Excerpts from a dataset
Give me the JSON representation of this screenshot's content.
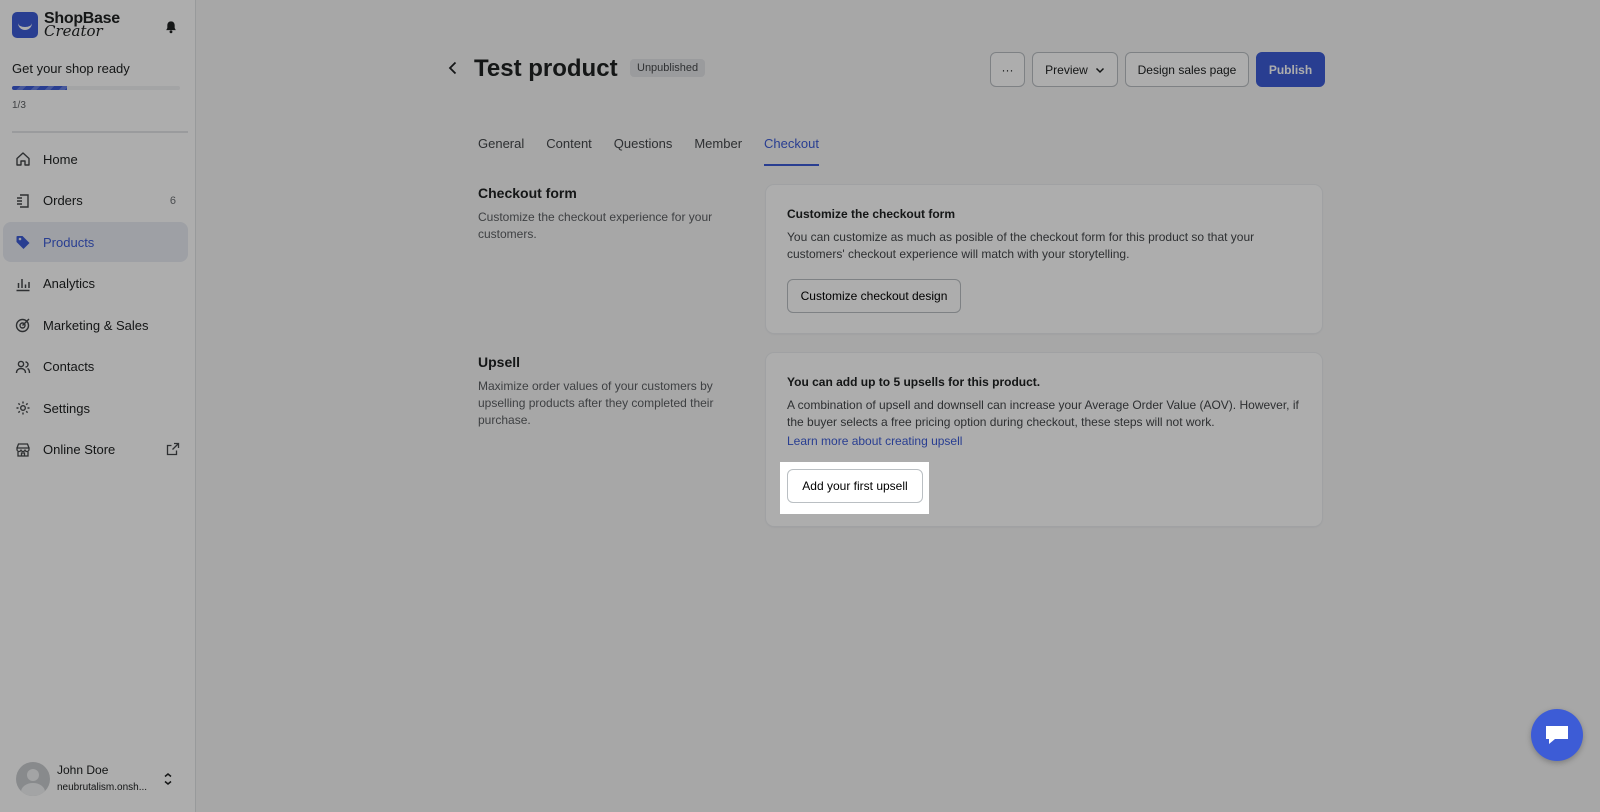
{
  "app": {
    "logo_line1": "ShopBase",
    "logo_line2": "Creator"
  },
  "onboarding": {
    "title": "Get your shop ready",
    "progress_fraction": 0.33,
    "count": "1/3"
  },
  "sidebar": {
    "items": [
      {
        "label": "Home",
        "icon": "home-icon",
        "active": false
      },
      {
        "label": "Orders",
        "icon": "orders-icon",
        "badge": "6",
        "active": false
      },
      {
        "label": "Products",
        "icon": "tag-icon",
        "active": true
      },
      {
        "label": "Analytics",
        "icon": "analytics-icon",
        "active": false
      },
      {
        "label": "Marketing & Sales",
        "icon": "target-icon",
        "active": false
      },
      {
        "label": "Contacts",
        "icon": "contacts-icon",
        "active": false
      },
      {
        "label": "Settings",
        "icon": "gear-icon",
        "active": false
      },
      {
        "label": "Online Store",
        "icon": "store-icon",
        "active": false
      }
    ]
  },
  "user": {
    "name": "John Doe",
    "store": "neubrutalism.onsh..."
  },
  "header": {
    "title": "Test product",
    "status": "Unpublished",
    "more_label": "···",
    "preview_label": "Preview",
    "design_label": "Design sales page",
    "publish_label": "Publish"
  },
  "tabs": [
    {
      "label": "General",
      "active": false
    },
    {
      "label": "Content",
      "active": false
    },
    {
      "label": "Questions",
      "active": false
    },
    {
      "label": "Member",
      "active": false
    },
    {
      "label": "Checkout",
      "active": true
    }
  ],
  "checkout_form": {
    "section_title": "Checkout form",
    "section_desc": "Customize the checkout experience for your customers.",
    "card_title": "Customize the checkout form",
    "card_text": "You can customize as much as posible of the checkout form for this product so that your customers' checkout experience will match with your storytelling.",
    "button_label": "Customize checkout design"
  },
  "upsell": {
    "section_title": "Upsell",
    "section_desc": "Maximize order values of your customers by upselling products after they completed their purchase.",
    "card_title": "You can add up to 5 upsells for this product.",
    "card_text": "A combination of upsell and downsell can increase your Average Order Value (AOV). However, if the buyer selects a free pricing option during checkout, these steps will not work.",
    "link_label": "Learn more about creating upsell",
    "button_label": "Add your first upsell"
  },
  "colors": {
    "accent": "#3d5cd6",
    "background": "#f6f6f7"
  }
}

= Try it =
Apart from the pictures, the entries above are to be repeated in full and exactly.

= Exercise solution =
Give me the JSON representation of this screenshot's content.
{
  "app": {
    "logo_line1": "ShopBase",
    "logo_line2": "Creator"
  },
  "onboarding": {
    "title": "Get your shop ready",
    "progress_fraction": 0.33,
    "count": "1/3"
  },
  "sidebar": {
    "items": [
      {
        "label": "Home",
        "icon": "home-icon",
        "active": false
      },
      {
        "label": "Orders",
        "icon": "orders-icon",
        "badge": "6",
        "active": false
      },
      {
        "label": "Products",
        "icon": "tag-icon",
        "active": true
      },
      {
        "label": "Analytics",
        "icon": "analytics-icon",
        "active": false
      },
      {
        "label": "Marketing & Sales",
        "icon": "target-icon",
        "active": false
      },
      {
        "label": "Contacts",
        "icon": "contacts-icon",
        "active": false
      },
      {
        "label": "Settings",
        "icon": "gear-icon",
        "active": false
      },
      {
        "label": "Online Store",
        "icon": "store-icon",
        "active": false
      }
    ]
  },
  "user": {
    "name": "John Doe",
    "store": "neubrutalism.onsh..."
  },
  "header": {
    "title": "Test product",
    "status": "Unpublished",
    "more_label": "···",
    "preview_label": "Preview",
    "design_label": "Design sales page",
    "publish_label": "Publish"
  },
  "tabs": [
    {
      "label": "General",
      "active": false
    },
    {
      "label": "Content",
      "active": false
    },
    {
      "label": "Questions",
      "active": false
    },
    {
      "label": "Member",
      "active": false
    },
    {
      "label": "Checkout",
      "active": true
    }
  ],
  "checkout_form": {
    "section_title": "Checkout form",
    "section_desc": "Customize the checkout experience for your customers.",
    "card_title": "Customize the checkout form",
    "card_text": "You can customize as much as posible of the checkout form for this product so that your customers' checkout experience will match with your storytelling.",
    "button_label": "Customize checkout design"
  },
  "upsell": {
    "section_title": "Upsell",
    "section_desc": "Maximize order values of your customers by upselling products after they completed their purchase.",
    "card_title": "You can add up to 5 upsells for this product.",
    "card_text": "A combination of upsell and downsell can increase your Average Order Value (AOV). However, if the buyer selects a free pricing option during checkout, these steps will not work.",
    "link_label": "Learn more about creating upsell",
    "button_label": "Add your first upsell"
  },
  "colors": {
    "accent": "#3d5cd6",
    "background": "#f6f6f7"
  }
}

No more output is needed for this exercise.